The study, which was led by the Dr. Helen Hogan, from the London School of Hygiene and Tropical Medicine, as well as researchers from the Imperial College London, Newcastle University and the National Patient Safety Agency. The researchers observed a thousand patients randomly selected from 10 hospitals under the National Health Service (NHS), who died in 2009.

The results revealed several of the mishaps that occur are due to junior doctors improperly being supervised by senior physicians. Those mishaps include misdiagnosing patients, failing to treat patients quickly and efficiently and giving incorrect dosage of a drug.  The Department of Health and National Audit Offices proposes about 40,000 avoidable deaths occur each year in England.

Researchers examined patients’ medical records and their likelihood of survival. Information revealed those who fell victim to medical negligence were feeble, elderly and suffering from a various amount of medical conditions.

One incident involved an elderly man in his 60s, who was wrongly diagnosed with bladder cancer, when he was suffering from congestive heart failure.

His misdiagnosis led to an unnecessary procedure that sparked a heart attack, and led to multi-organ failure. Doctors disregarded prior medical notes that displayed his medical history with heart disease.

The researchers discovered that 5.2 percent of the deaths had a 50 percent or greater chance of being prevented. When factoring that out to a general population, the number is around 11,859 preventable deaths in England.

Surprisingly, these numbers are considered positive. Previous government estimates for preventable deaths were around 40,000.

Dr. Hogan stated, “While any patient dying from an adverse event is a tragedy and any deaths in hospital due to poor care are of considerable concern, it is important that our estimate of the size and impact of the problem is accurate and we understand what we can do to prevent such incidents. Hospitals can and must learn from careful analysis of individual preventable deaths and make every effort to avoid any preventable deaths.”

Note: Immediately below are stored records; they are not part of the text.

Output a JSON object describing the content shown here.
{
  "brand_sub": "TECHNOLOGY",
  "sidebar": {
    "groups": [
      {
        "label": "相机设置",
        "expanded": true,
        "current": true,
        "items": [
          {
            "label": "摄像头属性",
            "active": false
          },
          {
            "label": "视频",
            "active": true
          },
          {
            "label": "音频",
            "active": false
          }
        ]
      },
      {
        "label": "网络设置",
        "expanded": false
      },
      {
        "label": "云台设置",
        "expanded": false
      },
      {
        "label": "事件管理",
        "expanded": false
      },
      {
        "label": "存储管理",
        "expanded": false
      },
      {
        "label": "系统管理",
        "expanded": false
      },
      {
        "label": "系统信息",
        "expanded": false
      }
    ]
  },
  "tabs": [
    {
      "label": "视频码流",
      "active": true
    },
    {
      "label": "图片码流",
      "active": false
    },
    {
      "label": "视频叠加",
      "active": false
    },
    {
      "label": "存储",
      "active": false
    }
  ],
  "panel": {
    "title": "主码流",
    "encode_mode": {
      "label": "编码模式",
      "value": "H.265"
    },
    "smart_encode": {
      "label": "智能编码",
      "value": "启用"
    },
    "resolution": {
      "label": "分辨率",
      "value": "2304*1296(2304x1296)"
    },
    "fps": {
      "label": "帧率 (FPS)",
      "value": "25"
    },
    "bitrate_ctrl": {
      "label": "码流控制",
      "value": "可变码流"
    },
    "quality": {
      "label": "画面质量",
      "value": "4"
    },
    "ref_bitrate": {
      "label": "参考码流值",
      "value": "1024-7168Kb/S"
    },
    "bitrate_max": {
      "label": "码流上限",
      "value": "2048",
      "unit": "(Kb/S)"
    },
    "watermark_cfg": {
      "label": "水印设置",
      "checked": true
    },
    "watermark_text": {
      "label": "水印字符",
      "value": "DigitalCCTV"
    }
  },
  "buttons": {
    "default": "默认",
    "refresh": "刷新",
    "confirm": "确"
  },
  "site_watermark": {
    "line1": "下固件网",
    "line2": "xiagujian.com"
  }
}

More recently government officials declared starting next year, junior doctors will be obligated to shadow their senior physicians for their first week in the hospital, in hopes to reduce the number of negligent deaths in hospitals. 

The study was published in the British Medical Journal